He added, “The best skill I gained from SRA was learning how to be thrown into a situation and work toward a solution without much context — something I learned from those early consulting classes. That transfers to all roles I have today. At any moment in time there is a new task or emergent item that I need to address.”

While the security and risk analysis program was fairly new at the time Burris was enrolled at Penn State, he chose the major after taking an introductory information sciences and technology class during his sophomore year at Penn State’s Mont Alto campus.

“I discovered I had a knack for computers, but, until then, I didn’t know that IST had a suite of majors you could pursue,” he said.

That knack for computers led Burris to land a job as an IT consultant supervisor while still a student at Penn State, which continued after graduation. In that role he supervised operations of all computer labs at University Park — leading lab monitors to answer questions, troubleshoot printers and ensure resources were always available when students needed them.

“That role gave me an opportunity to lead a large set of team members, and to learn what it takes to operate at-scale for an organization such as Penn State,” he said.

A greater call

Burris said that his path to Penn State was somewhat unconventional. A Maryland native, Burris attended a Penn State information session in Baltimore while he was in high school, where he recalls the videos of the Blue Band, football team and other student life activities that were shown.

“I got a sense of community and family that really drove me toward the institution,” he said. “After that, I was sold on Penn State.
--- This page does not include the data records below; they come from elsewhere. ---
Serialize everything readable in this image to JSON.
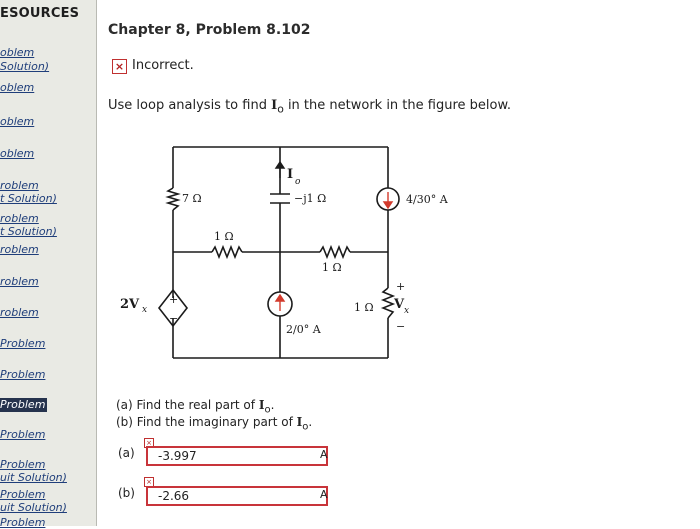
{
  "sidebar": {
    "title": "ESOURCES",
    "items": [
      {
        "label": "oblem"
      },
      {
        "label": "Solution)"
      },
      {
        "label": "oblem"
      },
      {
        "label": "oblem"
      },
      {
        "label": "oblem"
      },
      {
        "label": "roblem"
      },
      {
        "label": "t Solution)"
      },
      {
        "label": "roblem"
      },
      {
        "label": "t Solution)"
      },
      {
        "label": "roblem"
      },
      {
        "label": "roblem"
      },
      {
        "label": "roblem"
      },
      {
        "label": "Problem"
      },
      {
        "label": "Problem"
      },
      {
        "label": "Problem"
      },
      {
        "label": "Problem"
      },
      {
        "label": "Problem"
      },
      {
        "label": "uit Solution)"
      },
      {
        "label": "Problem"
      },
      {
        "label": "uit Solution)"
      },
      {
        "label": "Problem"
      }
    ]
  },
  "main": {
    "title": "Chapter 8, Problem 8.102",
    "result": {
      "icon": "x-mark-icon",
      "text": "Incorrect."
    },
    "question": {
      "prefix": "Use loop analysis to find ",
      "var": "I",
      "sub": "o",
      "suffix": " in the network in the figure below."
    }
  },
  "circuit": {
    "r1": "7 Ω",
    "cap": "−j1 Ω",
    "r2": "1 Ω",
    "r3": "1 Ω",
    "r4": "1 Ω",
    "isrc1": "4/30° A",
    "isrc2": "2/0° A",
    "vsrc": "2V",
    "vsrc_sub": "x",
    "vx_label": "V",
    "vx_sub": "x",
    "io_label": "I",
    "io_sub": "o",
    "plus": "+",
    "minus": "−"
  },
  "parts": {
    "a_text": "(a) Find the real part of ",
    "b_text": "(b) Find the imaginary part of ",
    "var": "I",
    "sub": "o",
    "end": "."
  },
  "answers": [
    {
      "label": "(a)",
      "value": "-3.997",
      "unit": "A",
      "flag": "×"
    },
    {
      "label": "(b)",
      "value": "-2.66",
      "unit": "A",
      "flag": "×"
    }
  ]
}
I had to find a way to get there.”

And he did, spending his first two years at Mont Alto before transitioning to University Park. Burris said that the Baltimore session was the first in a series of chance circumstances that led him to his role today. He explained that a Penn State professor took notice of his skillset and recommended a path toward SRA. And, while Burris admits he didn’t have the best grades while in school, a recruiter at an IST career fair knew the caliber of students that came out of the school and gave him a chance at Deloitte.

“From there, there were nothing but opportunities,” he said. “I’ve learned to never be afraid to say yes to something and to recognize the power it may have to radically shape and alter your career.”

And that, he said, is why he took advantage of the chance to work for the federal government.

“For me, it was the greater call to serve the American public,” he said. “After serving a number of federal clients [as a consultant] and seeing the abilities they had, I wanted to impact them on a larger scale.”

He concluded, “I wanted to give back in some way. That made me say yes to the public sector.”

Last Updated April 07, 2020